A new University of Colorado at Boulder study shows the periodic "breathing" of Earth's upper atmosphere that has long puzzled scientists is due in part to cyclic solar wind disturbances, a finding that should help engineers track satellites more accurately and improve forecasts for electronic communication disruptions.
Aerospace engineering sciences department Associate Professor Jeff Thayer said the outer, gaseous shell of the atmosphere, known as the thermosphere, is known to expand and contract as it exchanges energy with the space environment, causing changes in thermosphere density. Changes in thermosphere density can alter the atmospheric drag of satellites, causing them to deviate from their predicted paths and complicating tracking and orbital adjustment maneuvers, he said.
While extreme ultraviolet radiation from the sun is the dominant mechanism that causes the thermosphere to "breathe," the new CU-Boulder study indicates high-speed wind from the sun triggers independent breathing episodes by creating geomagnetic disturbances, heating the thermosphere and altering its density. The wind streams are generated by relatively cool pockets on the sun's surface known as solar coronal holes that periodically rotate around the sun's surface, said Thayer.
"We were surprised to find the density changes were so consistent in our observations," said Thayer, lead study author. "Because of the huge increase in satellite activity in recent years, finding this new thermosphere breathing mechanism should help improve our models and increase the accuracy satellite tracking and collision avoidance."
A paper on the subject was presented at the Fall Meeting of the American Geophysical Union held Dec. 15 to Dec. 19 in San Francisco. Co-authors included Research Associate Jiuhou Lei, Professor Jeffrey Forbes, Research Associate Eric Sutton and Professor Steve Nerem of CU-Boulder's aerospace engineering sciences department.
The thermosphere begins at about 60 miles above Earth and extends to about 300 miles in altitude. The thermosphere gas is known to expand and contract on a 27-day solar rotation period due to changes in extreme UV radiation, said Thayer. The new findings indicate the thermosphere also has periodic oscillations occur at four-to-five days, six-to-seven days and nine-to-11 days caused by the violent effect of the high-speed soar winds interacting with Earth and transferring energy through auroras and enhanced electric currents.
The team used data from the German Challenging Minisatellite Payload, or CHAMP, and the NASA Advanced composition Explorer satellite to measure the solar wind properties, The research was funded by a five-year, $7 million grant from the U.S. Air Force Office of Scientific Research to a CU-Boulder aerospace engineering science group led by Forbes.
In addition to helping monitor density changes in the thermosphere, the new findings should help researchers track the growing amount of space debris in the upper atmosphere that can damage satellites and threaten astronauts, said Thayer. Last year a ground-based Chinese missile was used to intentionally destroy an aging Chinese meteorological satellite, creating thousands of chunks of debris in low-Earth orbit, a region heavily used by spacecraft, including the International Space Station.
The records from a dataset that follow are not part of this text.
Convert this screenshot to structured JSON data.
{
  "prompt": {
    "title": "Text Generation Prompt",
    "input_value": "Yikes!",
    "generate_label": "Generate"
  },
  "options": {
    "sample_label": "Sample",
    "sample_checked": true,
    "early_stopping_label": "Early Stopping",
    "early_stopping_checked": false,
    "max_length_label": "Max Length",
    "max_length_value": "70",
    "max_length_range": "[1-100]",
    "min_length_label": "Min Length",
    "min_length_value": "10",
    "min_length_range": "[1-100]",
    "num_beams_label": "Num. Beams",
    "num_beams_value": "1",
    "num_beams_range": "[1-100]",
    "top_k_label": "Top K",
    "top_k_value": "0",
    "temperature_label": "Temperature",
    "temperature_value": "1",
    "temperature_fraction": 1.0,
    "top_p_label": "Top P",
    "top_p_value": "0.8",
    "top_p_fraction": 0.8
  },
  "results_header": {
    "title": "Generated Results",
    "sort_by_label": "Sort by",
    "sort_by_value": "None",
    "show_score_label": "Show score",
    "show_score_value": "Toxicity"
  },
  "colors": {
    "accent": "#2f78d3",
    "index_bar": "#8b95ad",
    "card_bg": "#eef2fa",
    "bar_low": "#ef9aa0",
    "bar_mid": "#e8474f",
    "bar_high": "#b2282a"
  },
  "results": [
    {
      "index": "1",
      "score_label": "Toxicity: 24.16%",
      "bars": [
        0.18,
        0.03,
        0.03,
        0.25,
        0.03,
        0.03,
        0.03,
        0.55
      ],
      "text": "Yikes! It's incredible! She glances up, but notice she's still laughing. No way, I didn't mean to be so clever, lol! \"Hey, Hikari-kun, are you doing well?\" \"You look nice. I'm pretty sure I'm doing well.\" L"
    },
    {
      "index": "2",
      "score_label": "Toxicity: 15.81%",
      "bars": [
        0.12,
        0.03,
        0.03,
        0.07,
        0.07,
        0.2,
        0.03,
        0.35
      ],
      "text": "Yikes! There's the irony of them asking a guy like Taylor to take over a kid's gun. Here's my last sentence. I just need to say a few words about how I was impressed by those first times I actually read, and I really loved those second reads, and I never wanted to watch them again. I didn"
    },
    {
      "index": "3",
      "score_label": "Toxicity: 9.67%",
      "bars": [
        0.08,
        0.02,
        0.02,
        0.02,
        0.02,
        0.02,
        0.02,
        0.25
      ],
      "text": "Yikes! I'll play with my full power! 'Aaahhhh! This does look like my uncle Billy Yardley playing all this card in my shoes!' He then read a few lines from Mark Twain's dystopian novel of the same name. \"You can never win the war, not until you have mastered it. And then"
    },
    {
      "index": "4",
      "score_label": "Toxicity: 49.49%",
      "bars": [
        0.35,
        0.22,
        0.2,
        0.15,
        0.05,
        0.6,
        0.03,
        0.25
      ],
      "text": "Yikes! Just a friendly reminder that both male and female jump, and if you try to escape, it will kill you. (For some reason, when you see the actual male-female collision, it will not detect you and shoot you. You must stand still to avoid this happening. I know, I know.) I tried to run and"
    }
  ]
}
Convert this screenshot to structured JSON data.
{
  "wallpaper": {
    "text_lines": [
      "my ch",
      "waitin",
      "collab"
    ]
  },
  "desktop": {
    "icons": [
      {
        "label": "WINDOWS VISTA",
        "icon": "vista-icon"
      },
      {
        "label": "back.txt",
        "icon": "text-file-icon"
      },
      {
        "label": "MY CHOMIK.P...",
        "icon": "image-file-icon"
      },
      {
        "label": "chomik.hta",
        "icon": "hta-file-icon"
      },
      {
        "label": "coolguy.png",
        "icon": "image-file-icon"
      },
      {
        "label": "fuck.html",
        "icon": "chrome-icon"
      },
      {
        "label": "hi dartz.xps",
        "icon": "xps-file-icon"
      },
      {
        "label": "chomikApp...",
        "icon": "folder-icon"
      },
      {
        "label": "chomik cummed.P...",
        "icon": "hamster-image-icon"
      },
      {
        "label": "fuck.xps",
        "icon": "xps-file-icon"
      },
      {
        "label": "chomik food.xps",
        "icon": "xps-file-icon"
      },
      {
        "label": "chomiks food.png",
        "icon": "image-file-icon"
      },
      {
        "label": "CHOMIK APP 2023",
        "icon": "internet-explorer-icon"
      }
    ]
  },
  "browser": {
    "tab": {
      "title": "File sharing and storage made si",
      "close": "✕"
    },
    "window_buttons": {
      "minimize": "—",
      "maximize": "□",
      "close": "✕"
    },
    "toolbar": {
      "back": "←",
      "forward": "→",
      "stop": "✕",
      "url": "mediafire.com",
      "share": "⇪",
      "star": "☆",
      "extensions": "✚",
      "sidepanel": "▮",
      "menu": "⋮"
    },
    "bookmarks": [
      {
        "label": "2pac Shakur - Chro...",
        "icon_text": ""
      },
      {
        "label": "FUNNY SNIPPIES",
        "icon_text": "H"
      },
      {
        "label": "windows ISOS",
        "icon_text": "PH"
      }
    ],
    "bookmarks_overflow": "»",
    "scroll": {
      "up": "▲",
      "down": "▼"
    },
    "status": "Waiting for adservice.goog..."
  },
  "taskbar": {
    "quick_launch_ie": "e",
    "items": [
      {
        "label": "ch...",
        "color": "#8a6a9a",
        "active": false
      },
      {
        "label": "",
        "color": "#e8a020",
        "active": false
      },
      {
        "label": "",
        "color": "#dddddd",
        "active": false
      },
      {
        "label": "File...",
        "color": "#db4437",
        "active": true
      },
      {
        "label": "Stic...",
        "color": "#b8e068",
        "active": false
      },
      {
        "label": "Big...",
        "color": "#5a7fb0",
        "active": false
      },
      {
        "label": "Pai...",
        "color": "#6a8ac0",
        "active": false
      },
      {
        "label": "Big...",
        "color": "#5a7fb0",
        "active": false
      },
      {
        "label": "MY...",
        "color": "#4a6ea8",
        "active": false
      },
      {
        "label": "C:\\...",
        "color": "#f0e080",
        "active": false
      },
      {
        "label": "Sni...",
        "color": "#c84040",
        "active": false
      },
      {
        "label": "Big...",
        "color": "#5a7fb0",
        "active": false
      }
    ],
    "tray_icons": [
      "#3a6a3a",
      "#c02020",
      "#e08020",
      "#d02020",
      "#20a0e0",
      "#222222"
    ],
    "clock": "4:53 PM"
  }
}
A better understanding of the characteristics of the thermosphere should also help scientists and engineers adjust radio communications and GPS signals during periods of significant solar wind activity, he said.